“What are you doing?” my mother hisses under her breath, huffing and puffing, trying to keep up with my confident stride as I step inside the Dior flagship store on Rodeo Drive. She is probably thinking I can’t even afford a pair of knickers in there.
“There is something I would like to try on.”
Two adorable and immaculately behaved Chinese children are sitting around a gorgeous composition of hydrangea, while their parents, the lone customers, are evaluating and comparing purses. The store is hushed and filled with oversized bunches of hydrangea that give it a dreamy Alice in Wonderland appearance.
Every single store on Rodeo Drive does not live on the expectation of selling clothes to actual customers. They are more like showrooms, occasionally closed to the public for the odd celebrity, and fashion stylists’ paradise when choosing outfits for photo shoots. It used to be hijab covered Arab women who would drop their cash on the occasional handbag – now it’s the Chinese. I walk around checking out Raf Simons’ wondrous collection: the photos on-line do not do justice to the wool and the cashmere nor to the sinuous way the clothes move even on the hangers.
It’s not long before the manager approaches me, asking whether she can help, trying to decide if I am a potential customer, and she is probably mildly surprised when I describe in detail the dress I am looking for. She sizes me up and down professionally: “Let me look for it in the back. You are a 38.” I would like to reply that no, I am actually a 40 but it’s a good thing I shut up – she means a French 38.
Abbey, that’s her name, comes back with the dress and a suitable pair of high heel pumps – discreetly letting me know my orange flats will not do – and ushers me in a changing room the size of my kitchen. I am left alone with THE dress – and my mother, now speechless in front of my gumption. As if reading her mind, I volunteer: “It’s not as if they have anything to do. They might as well help me.”
I slide the dress on: a soft dark gray wool lined with silk, the stitching – in front and back – a bold periwinkle. I wobbly climb on the heels (Abbey got the shoe size a touch wrong, too big) and I look at the woman staring back at me. The dress hugs me but not so tight to make me look tarty. My shoulders, one of my best features, are front and center. The softness of the fabric on my chest, once I hide a push up bra in there, would even make me look busty.
I look sophisticated, poised, daring and utterly myself all rolled into one. I look exactly how I feel, which, these days, happens rarely. In one word, one that I use very sparingly, amazing. What THE dress has done, it has changed my perception of me. And I think of Raf Simons who imagines a woman and is able to visualize what I see in the mirror and turn it into reality.
Abbey lifts the curtain, trailed by the rest of the sales staff: either no one ever tries clothes on in here (likely) or they have even less to do than I thought.
“It looks made for you.” I am aware she is trying to close the sale but she is actually correct.
“How much will this thing set me back?” I ask.
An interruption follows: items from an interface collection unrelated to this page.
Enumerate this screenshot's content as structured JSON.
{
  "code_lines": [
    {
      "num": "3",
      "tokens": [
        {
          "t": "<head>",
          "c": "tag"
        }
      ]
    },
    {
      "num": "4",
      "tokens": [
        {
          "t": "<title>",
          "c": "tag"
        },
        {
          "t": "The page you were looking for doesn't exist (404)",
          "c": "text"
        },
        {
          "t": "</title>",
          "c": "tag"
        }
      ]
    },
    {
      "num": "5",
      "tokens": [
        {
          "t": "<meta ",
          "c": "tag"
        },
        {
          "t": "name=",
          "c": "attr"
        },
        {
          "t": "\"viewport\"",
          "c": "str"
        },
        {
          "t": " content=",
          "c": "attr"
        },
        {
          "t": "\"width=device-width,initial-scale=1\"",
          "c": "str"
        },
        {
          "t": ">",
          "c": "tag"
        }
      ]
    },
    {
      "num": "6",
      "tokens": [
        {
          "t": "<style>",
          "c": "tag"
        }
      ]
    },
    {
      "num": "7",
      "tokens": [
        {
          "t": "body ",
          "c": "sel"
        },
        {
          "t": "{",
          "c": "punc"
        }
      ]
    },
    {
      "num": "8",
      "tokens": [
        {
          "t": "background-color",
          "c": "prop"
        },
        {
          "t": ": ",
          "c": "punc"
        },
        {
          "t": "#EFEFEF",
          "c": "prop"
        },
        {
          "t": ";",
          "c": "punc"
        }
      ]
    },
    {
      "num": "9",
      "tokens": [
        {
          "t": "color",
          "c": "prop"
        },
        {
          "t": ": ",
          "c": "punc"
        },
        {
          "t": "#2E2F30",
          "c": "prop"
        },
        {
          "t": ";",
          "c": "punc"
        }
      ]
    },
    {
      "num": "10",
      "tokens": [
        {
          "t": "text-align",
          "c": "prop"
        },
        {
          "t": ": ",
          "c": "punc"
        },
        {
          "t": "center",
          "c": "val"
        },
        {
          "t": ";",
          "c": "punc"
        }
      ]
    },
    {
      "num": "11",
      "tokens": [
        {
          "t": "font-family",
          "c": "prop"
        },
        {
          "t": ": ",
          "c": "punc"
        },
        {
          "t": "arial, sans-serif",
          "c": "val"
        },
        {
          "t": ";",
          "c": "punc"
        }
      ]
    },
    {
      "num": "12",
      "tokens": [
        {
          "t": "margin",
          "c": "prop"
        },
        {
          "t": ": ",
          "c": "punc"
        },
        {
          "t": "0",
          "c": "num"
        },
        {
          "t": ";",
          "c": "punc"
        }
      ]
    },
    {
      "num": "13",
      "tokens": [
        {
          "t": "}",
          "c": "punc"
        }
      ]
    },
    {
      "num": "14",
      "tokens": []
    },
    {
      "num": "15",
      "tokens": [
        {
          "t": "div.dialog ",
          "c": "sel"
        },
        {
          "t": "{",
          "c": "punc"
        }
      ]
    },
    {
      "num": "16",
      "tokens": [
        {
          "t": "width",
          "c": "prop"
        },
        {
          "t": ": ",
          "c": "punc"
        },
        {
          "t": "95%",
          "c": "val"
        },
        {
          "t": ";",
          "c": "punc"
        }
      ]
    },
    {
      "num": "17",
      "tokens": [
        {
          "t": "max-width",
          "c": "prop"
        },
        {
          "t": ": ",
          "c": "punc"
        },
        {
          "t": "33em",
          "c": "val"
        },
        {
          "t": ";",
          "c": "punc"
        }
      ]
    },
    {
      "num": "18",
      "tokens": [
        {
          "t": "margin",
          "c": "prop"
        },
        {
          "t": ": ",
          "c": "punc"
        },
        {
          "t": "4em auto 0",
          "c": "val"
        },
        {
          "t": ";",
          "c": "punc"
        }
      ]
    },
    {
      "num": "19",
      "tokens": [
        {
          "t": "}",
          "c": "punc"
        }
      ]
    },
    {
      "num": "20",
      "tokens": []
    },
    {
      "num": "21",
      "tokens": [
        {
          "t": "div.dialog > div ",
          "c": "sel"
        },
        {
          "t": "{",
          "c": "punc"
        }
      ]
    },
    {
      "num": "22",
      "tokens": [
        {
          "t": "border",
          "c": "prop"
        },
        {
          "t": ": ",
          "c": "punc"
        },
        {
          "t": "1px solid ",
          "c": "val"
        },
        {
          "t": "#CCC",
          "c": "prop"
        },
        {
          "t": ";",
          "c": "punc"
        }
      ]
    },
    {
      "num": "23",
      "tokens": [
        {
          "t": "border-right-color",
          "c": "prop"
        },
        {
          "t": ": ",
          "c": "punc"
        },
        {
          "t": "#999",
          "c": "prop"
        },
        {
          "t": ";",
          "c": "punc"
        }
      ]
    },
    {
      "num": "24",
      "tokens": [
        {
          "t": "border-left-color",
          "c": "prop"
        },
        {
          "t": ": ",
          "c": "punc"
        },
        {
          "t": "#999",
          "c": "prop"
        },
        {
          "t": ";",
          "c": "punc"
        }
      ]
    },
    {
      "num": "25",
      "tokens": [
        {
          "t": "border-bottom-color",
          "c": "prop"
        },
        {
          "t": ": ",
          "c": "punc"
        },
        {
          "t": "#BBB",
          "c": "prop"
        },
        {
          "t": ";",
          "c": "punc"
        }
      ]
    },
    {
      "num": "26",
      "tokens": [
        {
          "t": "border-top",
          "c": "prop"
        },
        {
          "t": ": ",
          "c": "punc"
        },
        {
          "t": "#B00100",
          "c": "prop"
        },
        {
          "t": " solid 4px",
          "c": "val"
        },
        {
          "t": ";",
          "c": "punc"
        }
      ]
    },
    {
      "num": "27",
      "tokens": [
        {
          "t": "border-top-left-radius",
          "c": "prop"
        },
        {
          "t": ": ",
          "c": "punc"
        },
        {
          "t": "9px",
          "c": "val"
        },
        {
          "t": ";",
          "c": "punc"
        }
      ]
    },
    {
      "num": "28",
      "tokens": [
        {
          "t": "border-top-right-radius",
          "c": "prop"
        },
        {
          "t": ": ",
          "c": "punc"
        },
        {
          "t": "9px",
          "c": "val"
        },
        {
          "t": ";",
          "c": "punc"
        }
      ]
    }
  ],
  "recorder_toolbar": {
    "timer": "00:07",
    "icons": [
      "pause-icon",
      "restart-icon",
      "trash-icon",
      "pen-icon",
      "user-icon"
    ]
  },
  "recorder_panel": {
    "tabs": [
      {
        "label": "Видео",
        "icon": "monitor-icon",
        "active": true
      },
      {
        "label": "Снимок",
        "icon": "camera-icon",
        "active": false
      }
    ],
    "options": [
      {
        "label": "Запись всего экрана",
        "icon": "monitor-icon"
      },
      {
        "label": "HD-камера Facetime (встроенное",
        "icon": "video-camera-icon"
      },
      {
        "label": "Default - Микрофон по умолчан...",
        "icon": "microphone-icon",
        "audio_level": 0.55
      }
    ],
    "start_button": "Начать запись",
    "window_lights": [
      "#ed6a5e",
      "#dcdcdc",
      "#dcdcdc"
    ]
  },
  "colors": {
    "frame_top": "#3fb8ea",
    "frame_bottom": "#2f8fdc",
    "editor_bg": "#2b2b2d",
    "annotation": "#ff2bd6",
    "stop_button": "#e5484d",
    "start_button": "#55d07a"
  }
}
One of the sales assistant giggles. Is it because it’s bad manners to ask for a price? Nobody seems to know how much things cost in this slice of the unreal world. I am the one who finds the dangling label, tucked somewhere in the folds of the silk. $5,000. Inwardly, I laugh much harder than the sales assistant. If I win the lottery, I think. Funny thing is, even if I had the money, I would probably put it to a different use, one that would appease my conscience more than a couture dress could. Or, who knows, once in a while, I would spend it on a dress I am in love with. After all, I have argued for the existence of couture time and again.
“Is it for a special occasion?” Abbey asks.
I have the satisfaction of offering: “No, I just love it.” And I regain a modicum of respect, even if she knows now I won’t buy it.
The dress I love, for which I had hoped to see a Zara knock-off I would now never buy, makes me ponder on how to hold on to that feeling of realization that $5,000 could (apparently) buy. Even if only temporarily. Pushing myself out of my comfort zone? Pretending to be how I want to feel regardless of any bad day that comes my way? Finally accepting that I am all of that even without Raf Simons’ aid? I will try to implement the latter.
On the other side of the street, my other favorite fall dress beckons from the window of Valentino. But I decide not to mess with the staff.